→ Records for this exercise
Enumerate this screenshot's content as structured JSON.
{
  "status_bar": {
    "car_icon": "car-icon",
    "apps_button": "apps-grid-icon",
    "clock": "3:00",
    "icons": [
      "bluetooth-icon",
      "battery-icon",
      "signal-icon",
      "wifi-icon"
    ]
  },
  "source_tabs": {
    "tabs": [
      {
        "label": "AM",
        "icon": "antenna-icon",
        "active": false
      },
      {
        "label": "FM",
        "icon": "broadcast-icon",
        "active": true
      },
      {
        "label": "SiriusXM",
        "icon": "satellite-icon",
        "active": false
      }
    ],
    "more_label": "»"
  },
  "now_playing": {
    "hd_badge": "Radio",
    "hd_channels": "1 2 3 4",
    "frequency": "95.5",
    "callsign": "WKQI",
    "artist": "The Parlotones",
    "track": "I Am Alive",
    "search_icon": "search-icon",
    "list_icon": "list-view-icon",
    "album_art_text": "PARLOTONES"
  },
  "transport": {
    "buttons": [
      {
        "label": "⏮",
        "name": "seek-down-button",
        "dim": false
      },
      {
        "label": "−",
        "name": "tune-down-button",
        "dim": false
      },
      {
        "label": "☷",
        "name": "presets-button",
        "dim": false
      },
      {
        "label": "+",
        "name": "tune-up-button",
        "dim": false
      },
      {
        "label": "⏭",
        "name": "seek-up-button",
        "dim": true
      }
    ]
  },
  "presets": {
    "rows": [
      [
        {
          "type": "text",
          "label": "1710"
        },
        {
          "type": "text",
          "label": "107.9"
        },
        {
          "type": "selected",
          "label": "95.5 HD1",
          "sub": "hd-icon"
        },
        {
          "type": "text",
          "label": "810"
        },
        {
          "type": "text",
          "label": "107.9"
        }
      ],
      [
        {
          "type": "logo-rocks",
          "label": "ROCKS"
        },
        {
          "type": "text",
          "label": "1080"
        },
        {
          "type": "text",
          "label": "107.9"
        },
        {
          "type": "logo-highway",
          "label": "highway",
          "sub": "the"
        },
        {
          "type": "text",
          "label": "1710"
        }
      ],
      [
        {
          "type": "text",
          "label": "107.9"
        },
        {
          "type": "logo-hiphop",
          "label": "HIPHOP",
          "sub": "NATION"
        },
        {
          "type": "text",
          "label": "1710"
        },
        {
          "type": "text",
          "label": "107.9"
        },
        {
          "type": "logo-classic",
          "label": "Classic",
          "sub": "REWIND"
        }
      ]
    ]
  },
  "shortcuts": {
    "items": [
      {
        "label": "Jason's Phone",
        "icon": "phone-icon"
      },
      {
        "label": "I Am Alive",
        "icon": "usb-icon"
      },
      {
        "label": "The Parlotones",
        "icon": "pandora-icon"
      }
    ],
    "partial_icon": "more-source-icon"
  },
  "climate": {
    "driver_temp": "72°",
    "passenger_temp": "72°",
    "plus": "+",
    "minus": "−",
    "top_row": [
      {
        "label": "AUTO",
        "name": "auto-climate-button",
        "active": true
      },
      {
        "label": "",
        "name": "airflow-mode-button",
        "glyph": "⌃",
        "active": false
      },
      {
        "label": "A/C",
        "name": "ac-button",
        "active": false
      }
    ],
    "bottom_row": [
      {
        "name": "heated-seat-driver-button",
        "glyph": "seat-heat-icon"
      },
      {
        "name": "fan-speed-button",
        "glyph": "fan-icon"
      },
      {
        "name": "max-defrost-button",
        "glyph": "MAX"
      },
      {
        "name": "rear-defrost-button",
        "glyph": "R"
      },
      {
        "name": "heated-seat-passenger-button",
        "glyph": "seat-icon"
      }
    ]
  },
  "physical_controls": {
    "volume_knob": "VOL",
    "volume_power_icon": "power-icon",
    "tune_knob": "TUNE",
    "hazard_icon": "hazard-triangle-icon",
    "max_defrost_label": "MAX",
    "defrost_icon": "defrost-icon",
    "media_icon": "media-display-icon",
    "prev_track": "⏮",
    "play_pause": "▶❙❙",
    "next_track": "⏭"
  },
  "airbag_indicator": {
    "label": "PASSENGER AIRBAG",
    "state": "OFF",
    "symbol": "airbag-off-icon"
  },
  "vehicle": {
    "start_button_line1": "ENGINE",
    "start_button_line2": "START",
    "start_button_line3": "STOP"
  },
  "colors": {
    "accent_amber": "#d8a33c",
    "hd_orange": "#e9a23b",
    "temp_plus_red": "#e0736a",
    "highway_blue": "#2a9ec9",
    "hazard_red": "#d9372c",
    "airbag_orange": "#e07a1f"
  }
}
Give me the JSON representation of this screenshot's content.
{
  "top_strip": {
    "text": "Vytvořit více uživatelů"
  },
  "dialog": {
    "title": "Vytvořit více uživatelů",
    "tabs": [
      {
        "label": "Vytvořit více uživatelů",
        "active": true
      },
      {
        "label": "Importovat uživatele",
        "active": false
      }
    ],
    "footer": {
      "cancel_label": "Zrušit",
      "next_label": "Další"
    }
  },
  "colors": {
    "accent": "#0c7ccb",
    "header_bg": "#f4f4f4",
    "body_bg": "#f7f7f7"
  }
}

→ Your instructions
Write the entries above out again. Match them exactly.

→ Result
Enumerate this screenshot's content as structured JSON.
{
  "status_bar": {
    "car_icon": "car-icon",
    "apps_button": "apps-grid-icon",
    "clock": "3:00",
    "icons": [
      "bluetooth-icon",
      "battery-icon",
      "signal-icon",
      "wifi-icon"
    ]
  },
  "source_tabs": {
    "tabs": [
      {
        "label": "AM",
        "icon": "antenna-icon",
        "active": false
      },
      {
        "label": "FM",
        "icon": "broadcast-icon",
        "active": true
      },
      {
        "label": "SiriusXM",
        "icon": "satellite-icon",
        "active": false
      }
    ],
    "more_label": "»"
  },
  "now_playing": {
    "hd_badge": "Radio",
    "hd_channels": "1 2 3 4",
    "frequency": "95.5",
    "callsign": "WKQI",
    "artist": "The Parlotones",
    "track": "I Am Alive",
    "search_icon": "search-icon",
    "list_icon": "list-view-icon",
    "album_art_text": "PARLOTONES"
  },
  "transport": {
    "buttons": [
      {
        "label": "⏮",
        "name": "seek-down-button",
        "dim": false
      },
      {
        "label": "−",
        "name": "tune-down-button",
        "dim": false
      },
      {
        "label": "☷",
        "name": "presets-button",
        "dim": false
      },
      {
        "label": "+",
        "name": "tune-up-button",
        "dim": false
      },
      {
        "label": "⏭",
        "name": "seek-up-button",
        "dim": true
      }
    ]
  },
  "presets": {
    "rows": [
      [
        {
          "type": "text",
          "label": "1710"
        },
        {
          "type": "text",
          "label": "107.9"
        },
        {
          "type": "selected",
          "label": "95.5 HD1",
          "sub": "hd-icon"
        },
        {
          "type": "text",
          "label": "810"
        },
        {
          "type": "text",
          "label": "107.9"
        }
      ],
      [
        {
          "type": "logo-rocks",
          "label": "ROCKS"
        },
        {
          "type": "text",
          "label": "1080"
        },
        {
          "type": "text",
          "label": "107.9"
        },
        {
          "type": "logo-highway",
          "label": "highway",
          "sub": "the"
        },
        {
          "type": "text",
          "label": "1710"
        }
      ],
      [
        {
          "type": "text",
          "label": "107.9"
        },
        {
          "type": "logo-hiphop",
          "label": "HIPHOP",
          "sub": "NATION"
        },
        {
          "type": "text",
          "label": "1710"
        },
        {
          "type": "text",
          "label": "107.9"
        },
        {
          "type": "logo-classic",
          "label": "Classic",
          "sub": "REWIND"
        }
      ]
    ]
  },
  "shortcuts": {
    "items": [
      {
        "label": "Jason's Phone",
        "icon": "phone-icon"
      },
      {
        "label": "I Am Alive",
        "icon": "usb-icon"
      },
      {
        "label": "The Parlotones",
        "icon": "pandora-icon"
      }
    ],
    "partial_icon": "more-source-icon"
  },
  "climate": {
    "driver_temp": "72°",
    "passenger_temp": "72°",
    "plus": "+",
    "minus": "−",
    "top_row": [
      {
        "label": "AUTO",
        "name": "auto-climate-button",
        "active": true
      },
      {
        "label": "",
        "name": "airflow-mode-button",
        "glyph": "⌃",
        "active": false
      },
      {
        "label": "A/C",
        "name": "ac-button",
        "active": false
      }
    ],
    "bottom_row": [
      {
        "name": "heated-seat-driver-button",
        "glyph": "seat-heat-icon"
      },
      {
        "name": "fan-speed-button",
        "glyph": "fan-icon"
      },
      {
        "name": "max-defrost-button",
        "glyph": "MAX"
      },
      {
        "name": "rear-defrost-button",
        "glyph": "R"
      },
      {
        "name": "heated-seat-passenger-button",
        "glyph": "seat-icon"
      }
    ]
  },
  "physical_controls": {
    "volume_knob": "VOL",
    "volume_power_icon": "power-icon",
    "tune_knob": "TUNE",
    "hazard_icon": "hazard-triangle-icon",
    "max_defrost_label": "MAX",
    "defrost_icon": "defrost-icon",
    "media_icon": "media-display-icon",
    "prev_track": "⏮",
    "play_pause": "▶❙❙",
    "next_track": "⏭"
  },
  "airbag_indicator": {
    "label": "PASSENGER AIRBAG",
    "state": "OFF",
    "symbol": "airbag-off-icon"
  },
  "vehicle": {
    "start_button_line1": "ENGINE",
    "start_button_line2": "START",
    "start_button_line3": "STOP"
  },
  "colors": {
    "accent_amber": "#d8a33c",
    "hd_orange": "#e9a23b",
    "temp_plus_red": "#e0736a",
    "highway_blue": "#2a9ec9",
    "hazard_red": "#d9372c",
    "airbag_orange": "#e07a1f"
  }
}
Give me the JSON representation of this screenshot's content.
{
  "top_strip": {
    "text": "Vytvořit více uživatelů"
  },
  "dialog": {
    "title": "Vytvořit více uživatelů",
    "tabs": [
      {
        "label": "Vytvořit více uživatelů",
        "active": true
      },
      {
        "label": "Importovat uživatele",
        "active": false
      }
    ],
    "footer": {
      "cancel_label": "Zrušit",
      "next_label": "Další"
    }
  },
  "colors": {
    "accent": "#0c7ccb",
    "header_bg": "#f4f4f4",
    "body_bg": "#f7f7f7"
  }
}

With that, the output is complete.